    Nice, France

To mark the second anniversary of the war in Ukraine, Mykyta Zigura created a new project, Drone Attack, which indicates the possible danger and causes subconscious anxiety in every Ukrainian.

In the middle of a peaceful promenade, bathed in sunshine and mesmerising blue colours of Côte d'Azur, there are barely visible shadows of enemy Shahed drones as if soaring in the sky over the heads of peaceful community, the same peaceful as Ukraine used to be before the hybrid war and the full-scale invasion. When the theatre of war is far away, thousands of kilometres away, it seems to be ghostly and forgotten.
This is not the first time Mykyta Zigura works with “shadows”. On the occasion of Ukraine’s independence in 2022, the 80-meter shadow of the Ukrainian Mriya (“dream” in Ukrainian) aircraft appeared on a wheat field in Denmark (Fyn Island). Today marks two years since the world's largest cargo plane was destroyed by russian troops during their vain attempt to seize the Hostomel airport near Kyiv city.

    London, UK

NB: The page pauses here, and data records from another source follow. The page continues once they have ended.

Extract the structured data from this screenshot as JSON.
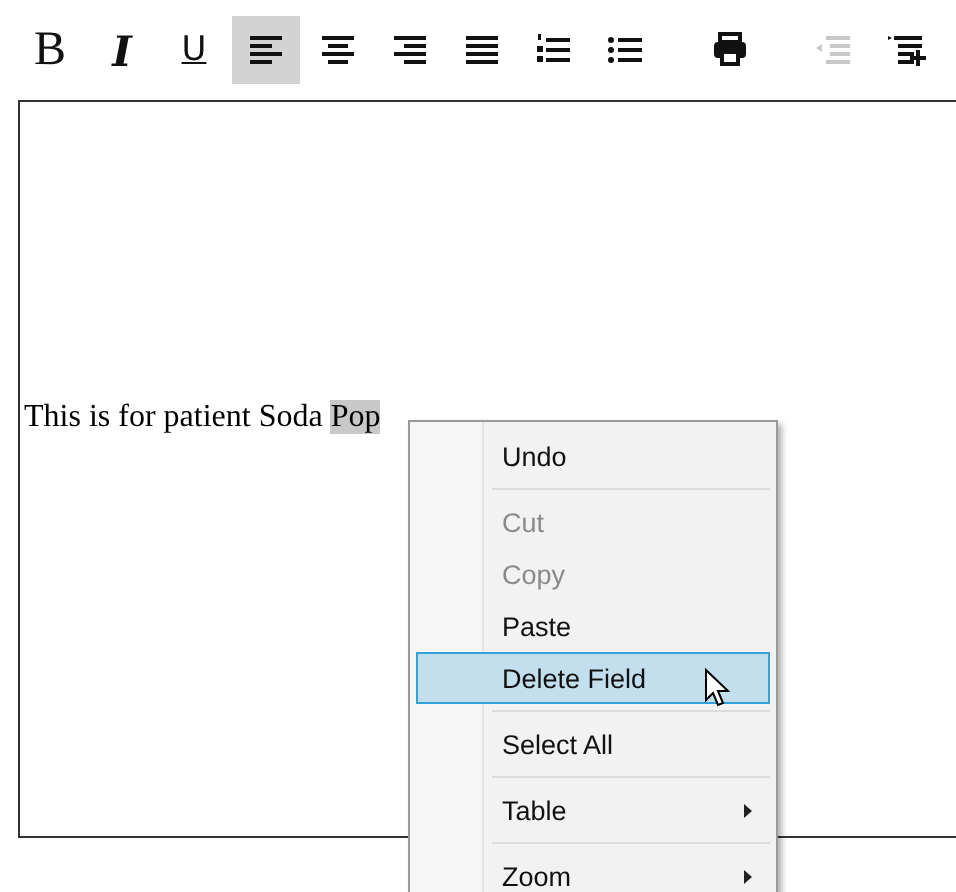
{
  "toolbar": [
    {
      "kind": "bold",
      "label": "B",
      "selected": false,
      "disabled": false
    },
    {
      "kind": "italic",
      "label": "I",
      "selected": false,
      "disabled": false
    },
    {
      "kind": "underline",
      "label": "U",
      "selected": false,
      "disabled": false
    },
    {
      "kind": "align-left",
      "selected": true,
      "disabled": false
    },
    {
      "kind": "align-center",
      "selected": false,
      "disabled": false
    },
    {
      "kind": "align-right",
      "selected": false,
      "disabled": false
    },
    {
      "kind": "justify",
      "selected": false,
      "disabled": false
    },
    {
      "kind": "numbered-list",
      "selected": false,
      "disabled": false
    },
    {
      "kind": "bullet-list",
      "selected": false,
      "disabled": false
    },
    {
      "kind": "print",
      "selected": false,
      "disabled": false
    },
    {
      "kind": "outdent",
      "selected": false,
      "disabled": true
    },
    {
      "kind": "indent",
      "selected": false,
      "disabled": false
    }
  ],
  "editor": {
    "runs": [
      {
        "text": "This is for patient Soda ",
        "field": false
      },
      {
        "text": "Pop",
        "field": true
      }
    ]
  },
  "context_menu": [
    {
      "kind": "item",
      "label": "Undo",
      "disabled": false,
      "selected": false
    },
    {
      "kind": "separator"
    },
    {
      "kind": "item",
      "label": "Cut",
      "disabled": true,
      "selected": false
    },
    {
      "kind": "item",
      "label": "Copy",
      "disabled": true,
      "selected": false
    },
    {
      "kind": "item",
      "label": "Paste",
      "disabled": false,
      "selected": false
    },
    {
      "kind": "item",
      "label": "Delete Field",
      "disabled": false,
      "selected": true
    },
    {
      "kind": "separator"
    },
    {
      "kind": "item",
      "label": "Select All",
      "disabled": false,
      "selected": false
    },
    {
      "kind": "separator"
    },
    {
      "kind": "submenu",
      "label": "Table",
      "disabled": false,
      "selected": false
    },
    {
      "kind": "separator"
    },
    {
      "kind": "submenu",
      "label": "Zoom",
      "disabled": false,
      "selected": false
    }
  ]
}
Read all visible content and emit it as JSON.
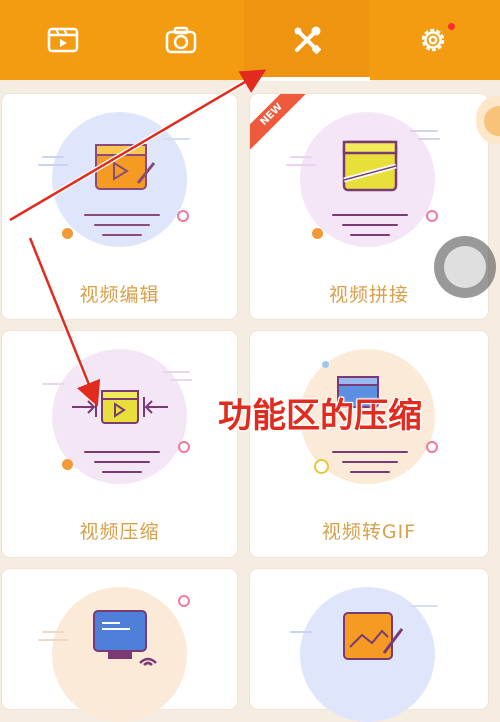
{
  "header": {
    "tabs": [
      {
        "icon": "video-clip-icon",
        "active": false
      },
      {
        "icon": "camera-icon",
        "active": false
      },
      {
        "icon": "tools-icon",
        "active": true
      },
      {
        "icon": "gear-icon",
        "active": false,
        "has_badge": true
      }
    ]
  },
  "features": [
    {
      "label": "视频编辑",
      "icon": "video-edit-icon",
      "circle_color": "#dfe6fb"
    },
    {
      "label": "视频拼接",
      "icon": "video-merge-icon",
      "circle_color": "#f4e6f6",
      "badge": "NEW"
    },
    {
      "label": "视频压缩",
      "icon": "video-compress-icon",
      "circle_color": "#f3e7f6"
    },
    {
      "label": "视频转GIF",
      "icon": "video-to-gif-icon",
      "circle_color": "#fbead7"
    },
    {
      "label": "",
      "icon": "screen-cast-icon",
      "circle_color": "#fbead7"
    },
    {
      "label": "",
      "icon": "image-edit-icon",
      "circle_color": "#dfe6fb"
    }
  ],
  "annotation": {
    "text": "功能区的压缩",
    "color": "#e12b1f"
  },
  "colors": {
    "accent": "#f39c12",
    "label": "#d8a04a"
  }
}
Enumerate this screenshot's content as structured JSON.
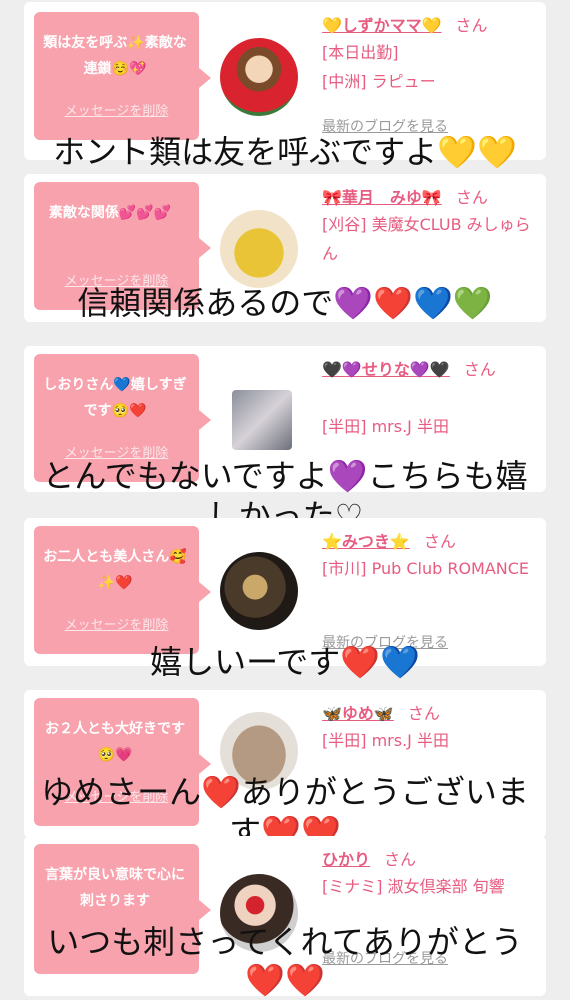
{
  "delete_label": "メッセージを削除",
  "blog_label": "最新のブログを見る",
  "san": "さん",
  "cards": [
    {
      "message": "類は友を呼ぶ✨素敵な連鎖☺️💖",
      "name": "💛しずかママ💛",
      "meta1": "[本日出勤]",
      "meta2": "[中洲] ラピュー",
      "caption": "ホント類は友を呼ぶですよ💛💛"
    },
    {
      "message": "素敵な関係💕💕💕",
      "name": "🎀華月　みゆ🎀",
      "meta1": "[刈谷] 美魔女CLUB みしゅらん",
      "meta2": "",
      "caption": "信頼関係あるので💜❤️💙💚"
    },
    {
      "message": "しおりさん💙嬉しすぎです🥺❤️",
      "name": "🖤💜せりな💜🖤",
      "meta1": "[半田] mrs.J 半田",
      "meta2": "",
      "caption": "とんでもないですよ💜こちらも嬉",
      "caption2": "しかった♡"
    },
    {
      "message": "お二人とも美人さん🥰✨❤️",
      "name": "⭐️みつき⭐️",
      "meta1": "[市川] Pub Club ROMANCE",
      "meta2": "",
      "caption": "嬉しいーです❤️💙"
    },
    {
      "message": "お２人とも大好きです🥺💗",
      "name": "🦋ゆめ🦋",
      "meta1": "[半田] mrs.J 半田",
      "meta2": "",
      "caption": "ゆめさーん❤️ありがとうございま",
      "caption2": "す❤️❤️"
    },
    {
      "message": "言葉が良い意味で心に刺さります",
      "name": "ひかり",
      "meta1": "[ミナミ] 淑女倶楽部 旬響",
      "meta2": "",
      "caption": "いつも刺さってくれてありがとう",
      "caption2": "❤️❤️"
    }
  ]
}
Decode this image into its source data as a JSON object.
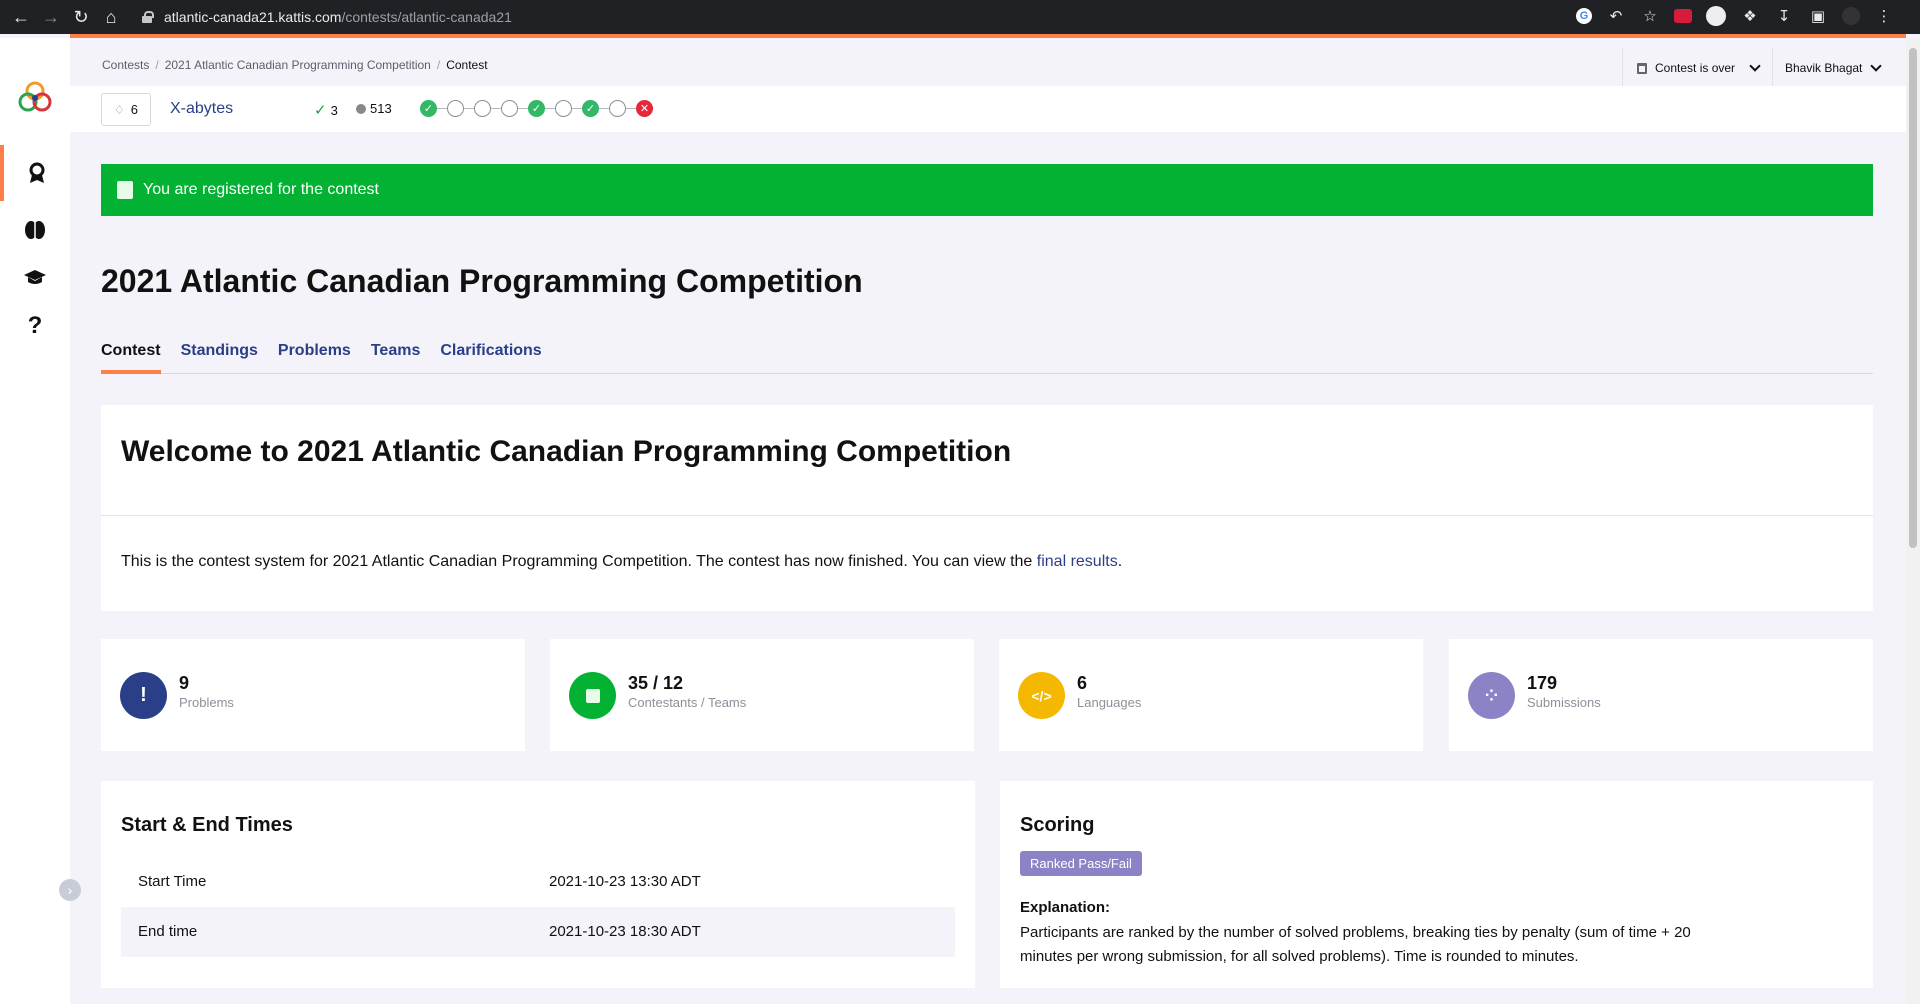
{
  "browser": {
    "url_host": "atlantic-canada21.kattis.com",
    "url_path": "/contests/atlantic-canada21"
  },
  "breadcrumb": [
    "Contests",
    "2021 Atlantic Canadian Programming Competition",
    "Contest"
  ],
  "header": {
    "contest_status": "Contest is over",
    "user_name": "Bhavik Bhagat"
  },
  "team": {
    "rank": "6",
    "name": "X-abytes",
    "solved": "3",
    "penalty": "513",
    "problems": [
      "ok",
      "none",
      "none",
      "none",
      "ok",
      "none",
      "ok",
      "none",
      "fail"
    ]
  },
  "alert": {
    "text": "You are registered for the contest"
  },
  "page": {
    "title": "2021 Atlantic Canadian Programming Competition"
  },
  "tabs": [
    "Contest",
    "Standings",
    "Problems",
    "Teams",
    "Clarifications"
  ],
  "welcome": {
    "heading": "Welcome to 2021 Atlantic Canadian Programming Competition",
    "text_before": "This is the contest system for 2021 Atlantic Canadian Programming Competition. The contest has now finished. You can view the ",
    "link": "final results",
    "text_after": "."
  },
  "stats": [
    {
      "value": "9",
      "label": "Problems",
      "icon": "exclamation-icon",
      "color": "#2a3f87"
    },
    {
      "value": "35 / 12",
      "label": "Contestants / Teams",
      "icon": "contestant-icon",
      "color": "#03b232"
    },
    {
      "value": "6",
      "label": "Languages",
      "icon": "code-icon",
      "color": "#f5b800"
    },
    {
      "value": "179",
      "label": "Submissions",
      "icon": "spinner-icon",
      "color": "#8a84c6"
    }
  ],
  "times": {
    "heading": "Start & End Times",
    "rows": [
      {
        "label": "Start Time",
        "value": "2021-10-23 13:30 ADT"
      },
      {
        "label": "End time",
        "value": "2021-10-23 18:30 ADT"
      }
    ]
  },
  "scoring": {
    "heading": "Scoring",
    "badge": "Ranked Pass/Fail",
    "explanation_heading": "Explanation:",
    "explanation": "Participants are ranked by the number of solved problems, breaking ties by penalty (sum of time + 20 minutes per wrong submission, for all solved problems). Time is rounded to minutes."
  }
}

Members of the public in London had a chance to see a “continuous artwork” based on thousands of clips and photographs uploaded from mobile phones in Ukraine, running in a dizzying 11-hour montage at the immersive institution Outernet.
The artists Nick Crowe and Ian Rawlinson spent a year assembling Vlada (“power” in Ukrainian), from more than 27,000 videos which had been uploaded to the country’s Telegram channel.
“Vlada came about because, like the rest of the world, we were glued to our phones watching the horror unfold,” the authors said. “It’s also our way of not letting that horror be forgotten, nor allowing it to overwhelm or paralyse us.”